*ACTIVITY:* It is required that all of the data be written out exactly.

*DATA UNDER STUDY:*
= Beginning of Section =
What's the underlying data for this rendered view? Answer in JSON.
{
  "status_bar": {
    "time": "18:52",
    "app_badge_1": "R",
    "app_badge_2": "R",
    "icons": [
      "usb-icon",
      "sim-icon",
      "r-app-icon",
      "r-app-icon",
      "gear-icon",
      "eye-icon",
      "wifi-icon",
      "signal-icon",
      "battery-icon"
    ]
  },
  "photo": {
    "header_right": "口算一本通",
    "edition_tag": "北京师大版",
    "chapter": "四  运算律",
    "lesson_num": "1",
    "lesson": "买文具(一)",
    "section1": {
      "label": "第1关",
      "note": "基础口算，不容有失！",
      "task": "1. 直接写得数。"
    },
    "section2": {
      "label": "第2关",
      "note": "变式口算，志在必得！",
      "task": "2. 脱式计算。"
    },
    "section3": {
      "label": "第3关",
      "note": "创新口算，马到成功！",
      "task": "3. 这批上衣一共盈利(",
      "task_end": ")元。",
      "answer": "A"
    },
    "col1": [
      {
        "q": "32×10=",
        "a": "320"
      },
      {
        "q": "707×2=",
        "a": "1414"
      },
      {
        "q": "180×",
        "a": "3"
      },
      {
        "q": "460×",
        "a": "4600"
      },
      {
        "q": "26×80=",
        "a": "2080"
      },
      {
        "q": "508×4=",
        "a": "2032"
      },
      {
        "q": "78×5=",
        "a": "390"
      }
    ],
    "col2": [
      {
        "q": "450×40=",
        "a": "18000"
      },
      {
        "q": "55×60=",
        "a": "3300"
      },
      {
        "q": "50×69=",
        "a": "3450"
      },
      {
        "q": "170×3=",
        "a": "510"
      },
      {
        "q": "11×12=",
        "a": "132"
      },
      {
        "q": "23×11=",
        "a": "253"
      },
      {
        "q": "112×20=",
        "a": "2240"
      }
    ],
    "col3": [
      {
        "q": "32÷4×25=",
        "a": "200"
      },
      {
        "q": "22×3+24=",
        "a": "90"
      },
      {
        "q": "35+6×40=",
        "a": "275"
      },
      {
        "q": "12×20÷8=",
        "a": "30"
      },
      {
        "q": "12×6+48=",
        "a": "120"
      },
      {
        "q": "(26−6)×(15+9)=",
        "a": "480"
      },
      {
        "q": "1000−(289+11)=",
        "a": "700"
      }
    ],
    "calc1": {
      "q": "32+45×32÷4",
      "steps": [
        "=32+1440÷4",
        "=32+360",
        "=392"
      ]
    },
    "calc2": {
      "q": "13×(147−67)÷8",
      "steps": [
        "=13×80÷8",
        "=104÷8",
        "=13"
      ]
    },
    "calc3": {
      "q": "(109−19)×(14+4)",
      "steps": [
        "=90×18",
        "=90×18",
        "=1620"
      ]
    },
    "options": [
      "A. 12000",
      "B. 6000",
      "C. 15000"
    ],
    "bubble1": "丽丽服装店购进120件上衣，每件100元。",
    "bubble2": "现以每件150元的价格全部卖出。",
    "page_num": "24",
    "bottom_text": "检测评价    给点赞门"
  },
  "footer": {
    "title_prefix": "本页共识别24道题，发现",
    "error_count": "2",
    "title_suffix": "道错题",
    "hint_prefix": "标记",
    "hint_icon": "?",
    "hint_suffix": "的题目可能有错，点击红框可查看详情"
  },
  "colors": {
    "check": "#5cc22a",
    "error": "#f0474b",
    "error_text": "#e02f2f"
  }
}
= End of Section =
*WRITTEN ANSWER:*
What's the underlying data for this rendered view? Answer in JSON.
{
  "status_bar": {
    "time": "18:52",
    "app_badge_1": "R",
    "app_badge_2": "R",
    "icons": [
      "usb-icon",
      "sim-icon",
      "r-app-icon",
      "r-app-icon",
      "gear-icon",
      "eye-icon",
      "wifi-icon",
      "signal-icon",
      "battery-icon"
    ]
  },
  "photo": {
    "header_right": "口算一本通",
    "edition_tag": "北京师大版",
    "chapter": "四  运算律",
    "lesson_num": "1",
    "lesson": "买文具(一)",
    "section1": {
      "label": "第1关",
      "note": "基础口算，不容有失！",
      "task": "1. 直接写得数。"
    },
    "section2": {
      "label": "第2关",
      "note": "变式口算，志在必得！",
      "task": "2. 脱式计算。"
    },
    "section3": {
      "label": "第3关",
      "note": "创新口算，马到成功！",
      "task": "3. 这批上衣一共盈利(",
      "task_end": ")元。",
      "answer": "A"
    },
    "col1": [
      {
        "q": "32×10=",
        "a": "320"
      },
      {
        "q": "707×2=",
        "a": "1414"
      },
      {
        "q": "180×",
        "a": "3"
      },
      {
        "q": "460×",
        "a": "4600"
      },
      {
        "q": "26×80=",
        "a": "2080"
      },
      {
        "q": "508×4=",
        "a": "2032"
      },
      {
        "q": "78×5=",
        "a": "390"
      }
    ],
    "col2": [
      {
        "q": "450×40=",
        "a": "18000"
      },
      {
        "q": "55×60=",
        "a": "3300"
      },
      {
        "q": "50×69=",
        "a": "3450"
      },
      {
        "q": "170×3=",
        "a": "510"
      },
      {
        "q": "11×12=",
        "a": "132"
      },
      {
        "q": "23×11=",
        "a": "253"
      },
      {
        "q": "112×20=",
        "a": "2240"
      }
    ],
    "col3": [
      {
        "q": "32÷4×25=",
        "a": "200"
      },
      {
        "q": "22×3+24=",
        "a": "90"
      },
      {
        "q": "35+6×40=",
        "a": "275"
      },
      {
        "q": "12×20÷8=",
        "a": "30"
      },
      {
        "q": "12×6+48=",
        "a": "120"
      },
      {
        "q": "(26−6)×(15+9)=",
        "a": "480"
      },
      {
        "q": "1000−(289+11)=",
        "a": "700"
      }
    ],
    "calc1": {
      "q": "32+45×32÷4",
      "steps": [
        "=32+1440÷4",
        "=32+360",
        "=392"
      ]
    },
    "calc2": {
      "q": "13×(147−67)÷8",
      "steps": [
        "=13×80÷8",
        "=104÷8",
        "=13"
      ]
    },
    "calc3": {
      "q": "(109−19)×(14+4)",
      "steps": [
        "=90×18",
        "=90×18",
        "=1620"
      ]
    },
    "options": [
      "A. 12000",
      "B. 6000",
      "C. 15000"
    ],
    "bubble1": "丽丽服装店购进120件上衣，每件100元。",
    "bubble2": "现以每件150元的价格全部卖出。",
    "page_num": "24",
    "bottom_text": "检测评价    给点赞门"
  },
  "footer": {
    "title_prefix": "本页共识别24道题，发现",
    "error_count": "2",
    "title_suffix": "道错题",
    "hint_prefix": "标记",
    "hint_icon": "?",
    "hint_suffix": "的题目可能有错，点击红框可查看详情"
  },
  "colors": {
    "check": "#5cc22a",
    "error": "#f0474b",
    "error_text": "#e02f2f"
  }
}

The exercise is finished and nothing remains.